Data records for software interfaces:
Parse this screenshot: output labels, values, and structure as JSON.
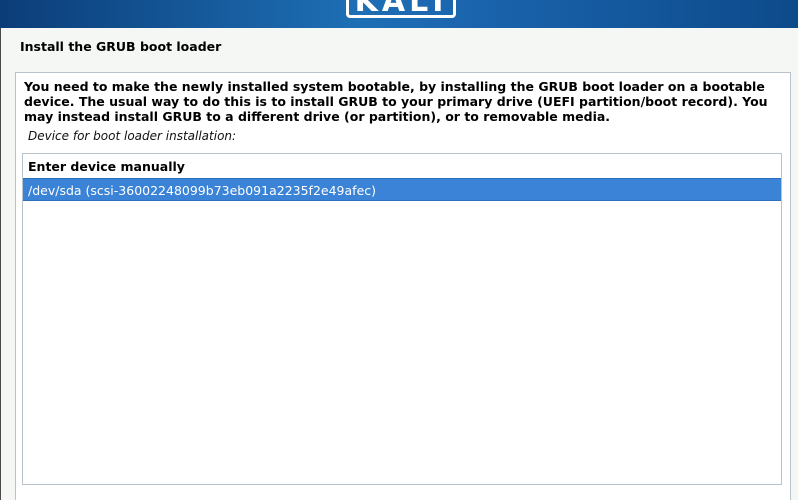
{
  "banner": {
    "logo_text": "KALI"
  },
  "page": {
    "title": "Install the GRUB boot loader"
  },
  "content": {
    "description": "You need to make the newly installed system bootable, by installing the GRUB boot loader on a bootable device. The usual way to do this is to install GRUB to your primary drive (UEFI partition/boot record). You may instead install GRUB to a different drive (or partition), or to removable media.",
    "question": "Device for boot loader installation:"
  },
  "device_list": {
    "items": [
      {
        "label": "Enter device manually",
        "selected": false
      },
      {
        "label": "/dev/sda  (scsi-36002248099b73eb091a2235f2e49afec)",
        "selected": true
      }
    ]
  },
  "colors": {
    "selection": "#3a83d6",
    "banner": "#1e6fb5",
    "background": "#f4f7f4"
  }
}
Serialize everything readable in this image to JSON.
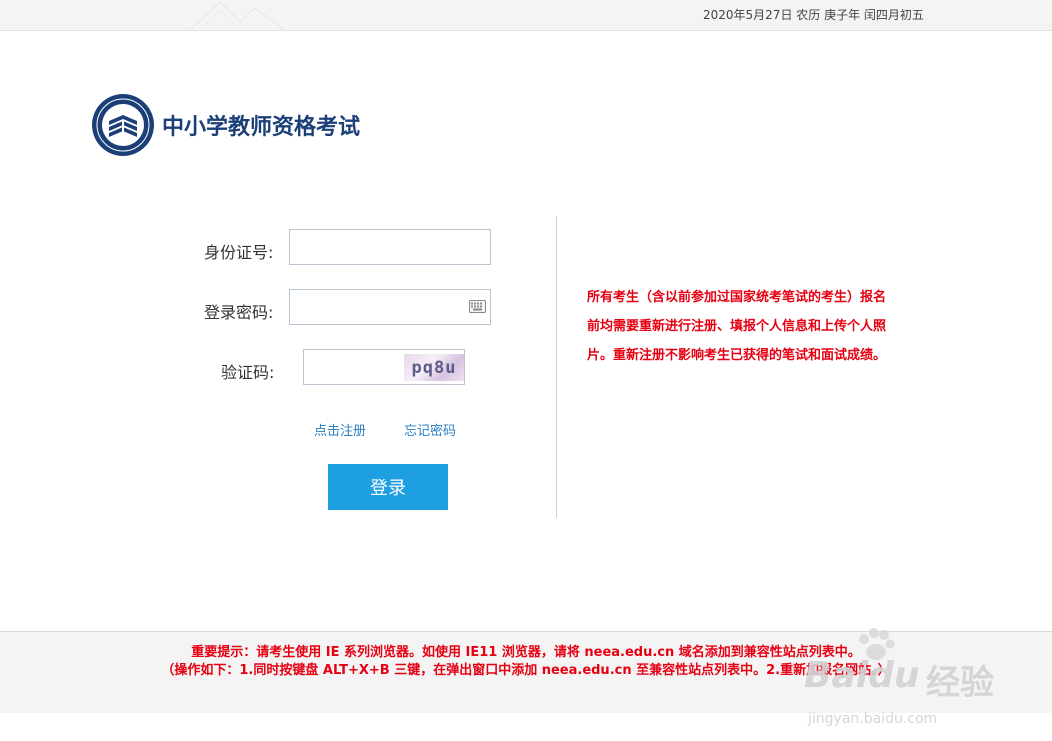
{
  "header": {
    "date_text": "2020年5月27日 农历 庚子年 闰四月初五"
  },
  "brand": {
    "title": "中小学教师资格考试",
    "logo_icon": "teacher-certification-seal-icon"
  },
  "form": {
    "id_label": "身份证号:",
    "id_value": "",
    "password_label": "登录密码:",
    "password_value": "",
    "captcha_label": "验证码:",
    "captcha_value": "",
    "captcha_image_text": "pq8u",
    "register_link": "点击注册",
    "forgot_link": "忘记密码",
    "login_button": "登录"
  },
  "notice": {
    "text": "所有考生（含以前参加过国家统考笔试的考生）报名前均需要重新进行注册、填报个人信息和上传个人照片。重新注册不影响考生已获得的笔试和面试成绩。"
  },
  "footer": {
    "line1": "重要提示：请考生使用 IE 系列浏览器。如使用 IE11 浏览器，请将 neea.edu.cn 域名添加到兼容性站点列表中。",
    "line2": "（操作如下：1.同时按键盘 ALT+X+B 三键，在弹出窗口中添加 neea.edu.cn 至兼容性站点列表中。2.重新加报名网站。）"
  },
  "watermark": {
    "brand": "Baidu",
    "suffix": "经验",
    "url": "jingyan.baidu.com"
  },
  "colors": {
    "accent": "#1e9fe0",
    "brand_dark": "#1b3f77",
    "notice_red": "#e60012",
    "link": "#2a7fc2"
  }
}
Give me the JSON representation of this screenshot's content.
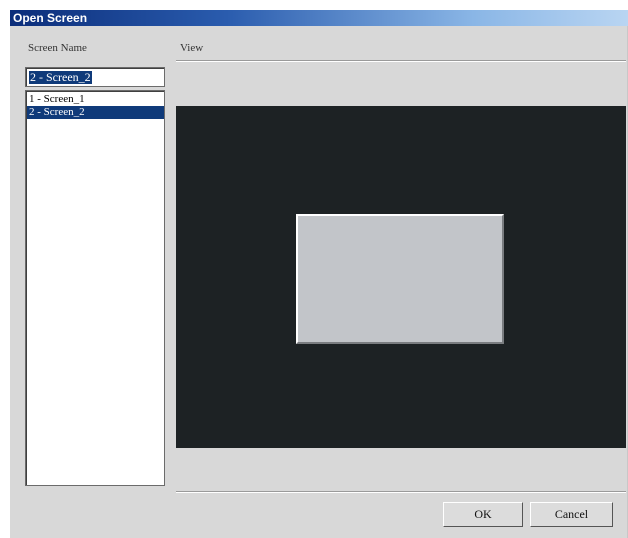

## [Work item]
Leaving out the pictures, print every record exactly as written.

## [Task response]
Parse this screenshot: output labels, values, and structure as JSON.
{
  "banner": {
    "logo_text": "KALI"
  },
  "page": {
    "title": "Install the GRUB boot loader"
  },
  "content": {
    "description": "You need to make the newly installed system bootable, by installing the GRUB boot loader on a bootable device. The usual way to do this is to install GRUB to your primary drive (UEFI partition/boot record). You may instead install GRUB to a different drive (or partition), or to removable media.",
    "question": "Device for boot loader installation:"
  },
  "device_list": {
    "items": [
      {
        "label": "Enter device manually",
        "selected": false
      },
      {
        "label": "/dev/sda  (scsi-36002248099b73eb091a2235f2e49afec)",
        "selected": true
      }
    ]
  },
  "colors": {
    "selection": "#3a83d6",
    "banner": "#1e6fb5",
    "background": "#f4f7f4"
  }
}
Serialize everything readable in this image to JSON.
{
  "header": {
    "date_text": "2020年5月27日 农历 庚子年 闰四月初五"
  },
  "brand": {
    "title": "中小学教师资格考试",
    "logo_icon": "teacher-certification-seal-icon"
  },
  "form": {
    "id_label": "身份证号:",
    "id_value": "",
    "password_label": "登录密码:",
    "password_value": "",
    "captcha_label": "验证码:",
    "captcha_value": "",
    "captcha_image_text": "pq8u",
    "register_link": "点击注册",
    "forgot_link": "忘记密码",
    "login_button": "登录"
  },
  "notice": {
    "text": "所有考生（含以前参加过国家统考笔试的考生）报名前均需要重新进行注册、填报个人信息和上传个人照片。重新注册不影响考生已获得的笔试和面试成绩。"
  },
  "footer": {
    "line1": "重要提示：请考生使用 IE 系列浏览器。如使用 IE11 浏览器，请将 neea.edu.cn 域名添加到兼容性站点列表中。",
    "line2": "（操作如下：1.同时按键盘 ALT+X+B 三键，在弹出窗口中添加 neea.edu.cn 至兼容性站点列表中。2.重新加报名网站。）"
  },
  "watermark": {
    "brand": "Baidu",
    "suffix": "经验",
    "url": "jingyan.baidu.com"
  },
  "colors": {
    "accent": "#1e9fe0",
    "brand_dark": "#1b3f77",
    "notice_red": "#e60012",
    "link": "#2a7fc2"
  }
}
Give me the JSON representation of this screenshot's content.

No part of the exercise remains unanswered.